> _GOAL OF THE EXERCISE_
In the entries below, some lines hold the string "text"; please say how many, giving the number and nothing else.

> _EXTRACTED DATA_

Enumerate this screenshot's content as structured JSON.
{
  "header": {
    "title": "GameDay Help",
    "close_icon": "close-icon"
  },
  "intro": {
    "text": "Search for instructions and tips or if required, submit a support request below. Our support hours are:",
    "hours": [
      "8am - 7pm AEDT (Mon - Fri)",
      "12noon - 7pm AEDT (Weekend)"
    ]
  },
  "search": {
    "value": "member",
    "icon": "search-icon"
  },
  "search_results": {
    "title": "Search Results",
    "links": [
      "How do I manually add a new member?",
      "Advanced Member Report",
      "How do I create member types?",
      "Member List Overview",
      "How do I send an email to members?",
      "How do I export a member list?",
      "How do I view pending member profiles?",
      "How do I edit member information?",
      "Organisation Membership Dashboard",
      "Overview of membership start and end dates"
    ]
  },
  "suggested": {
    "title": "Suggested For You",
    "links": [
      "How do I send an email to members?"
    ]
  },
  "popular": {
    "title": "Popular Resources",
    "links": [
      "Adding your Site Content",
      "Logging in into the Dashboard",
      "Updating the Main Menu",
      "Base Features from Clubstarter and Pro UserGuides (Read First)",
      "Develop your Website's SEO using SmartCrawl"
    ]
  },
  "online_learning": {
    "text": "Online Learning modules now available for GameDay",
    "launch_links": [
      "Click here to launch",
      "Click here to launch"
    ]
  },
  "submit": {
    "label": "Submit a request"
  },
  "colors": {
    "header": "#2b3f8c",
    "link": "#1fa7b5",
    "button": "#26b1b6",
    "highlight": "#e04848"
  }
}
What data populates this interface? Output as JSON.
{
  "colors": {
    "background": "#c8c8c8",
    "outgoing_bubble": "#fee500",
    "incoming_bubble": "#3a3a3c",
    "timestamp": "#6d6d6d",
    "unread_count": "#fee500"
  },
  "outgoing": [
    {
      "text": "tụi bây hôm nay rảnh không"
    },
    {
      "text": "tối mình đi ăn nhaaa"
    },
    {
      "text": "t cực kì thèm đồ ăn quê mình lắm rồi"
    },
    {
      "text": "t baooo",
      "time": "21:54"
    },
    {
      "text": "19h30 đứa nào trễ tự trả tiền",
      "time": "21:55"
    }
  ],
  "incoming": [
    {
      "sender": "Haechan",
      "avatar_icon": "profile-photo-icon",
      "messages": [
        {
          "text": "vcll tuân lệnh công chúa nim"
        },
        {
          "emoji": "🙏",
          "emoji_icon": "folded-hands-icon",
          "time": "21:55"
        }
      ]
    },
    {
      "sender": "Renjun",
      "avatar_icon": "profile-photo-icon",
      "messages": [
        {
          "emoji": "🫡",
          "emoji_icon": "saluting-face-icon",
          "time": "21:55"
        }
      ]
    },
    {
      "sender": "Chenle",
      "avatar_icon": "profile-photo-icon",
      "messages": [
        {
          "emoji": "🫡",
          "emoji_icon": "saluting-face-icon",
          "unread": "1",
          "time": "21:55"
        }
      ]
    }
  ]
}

> _RESULT FOR THIS EXERCISE_
8